But wait, it gets even better. Open the binder and you can see what must have been highly informative content on, among other things, "Accounting Minicases" and "Finance Minicases." Rest assured that what I am presenting you is a genuine article as I have neither the time nor the talent to make this stuff up. (Topping things off, it's from Houston, but that's another story.) To prove that I have not grabbed this stuff via image search, I am including two Nintendo characters I purchased recently while having to kill time at a shopping mall. Goomba is thoroughly appalled: "Even Bowser wouldn't commit such villainy!" Yoshi agrees, saying "Where is Mario when you need him to eliminate these evildoers?"
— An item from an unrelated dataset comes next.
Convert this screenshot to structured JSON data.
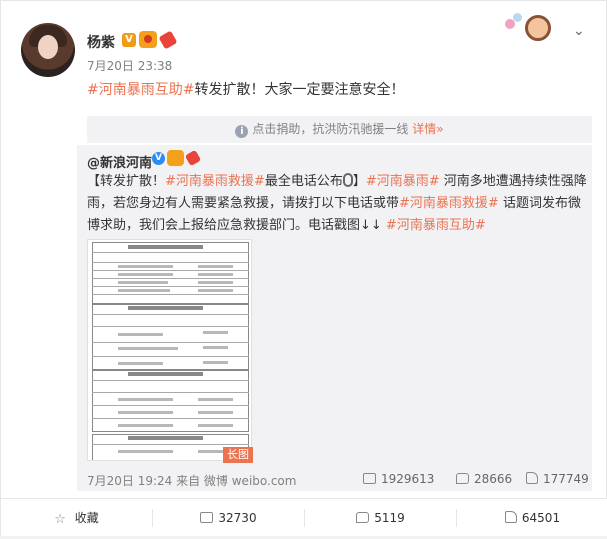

Actually, we all know what happened sometime ago: the world's largest accounting firm was effectively put out of business when criminal convictions were levied against Arthur Andersen. The ironic thing is that the conviction was overturned in 2005--well after the accounting firm ceased to exist and its various offices became affiliated with the other major accounting concerns.
Mind you, America is still the world's leading practitioner of fraudulent accounting. By not recognizing its unfunded health care and old age liabilities--an act guaranteed to land any accountant in jail were he auditing a corporation--it perpetuates the moronic and morally bankrupt process of poor countries subsidizing rich countries we call subprime globalization. As Willem Buiter notes, America's Medicare's unfunded obligations total $85.2 trillion alone--let's see if they can make the Chinese pay for that. Yes, Virginia, there still is a political economy of bookkeeping.
Before I rehash that stuff, I view my Arthur Andersen binder as another piece of evidence in--you guessed it--the overall narrative of American decline. A country that trades real productivity for smoke and mirrors bookkeeping to dupe others into "investing" in its "assets" should be realized for what it is. Simply put: the US dollar is depreciating junk, Treasuries are trash printed in nearly infinite quantities, and American equities that are in the same place now as they were over a decade ago (not even adjusted for inflation) are utter rubbish.
Call it the endowment effect in operation, but I would not sell this magnificent memorabilia even if someone offered me a thousand dollars. Meanwhile, business ethics my sassafras--the entire edifice reeks of corruption, sort of like nationalized Enronitis. Does moral decline accompany financial decline? I need not answer that question.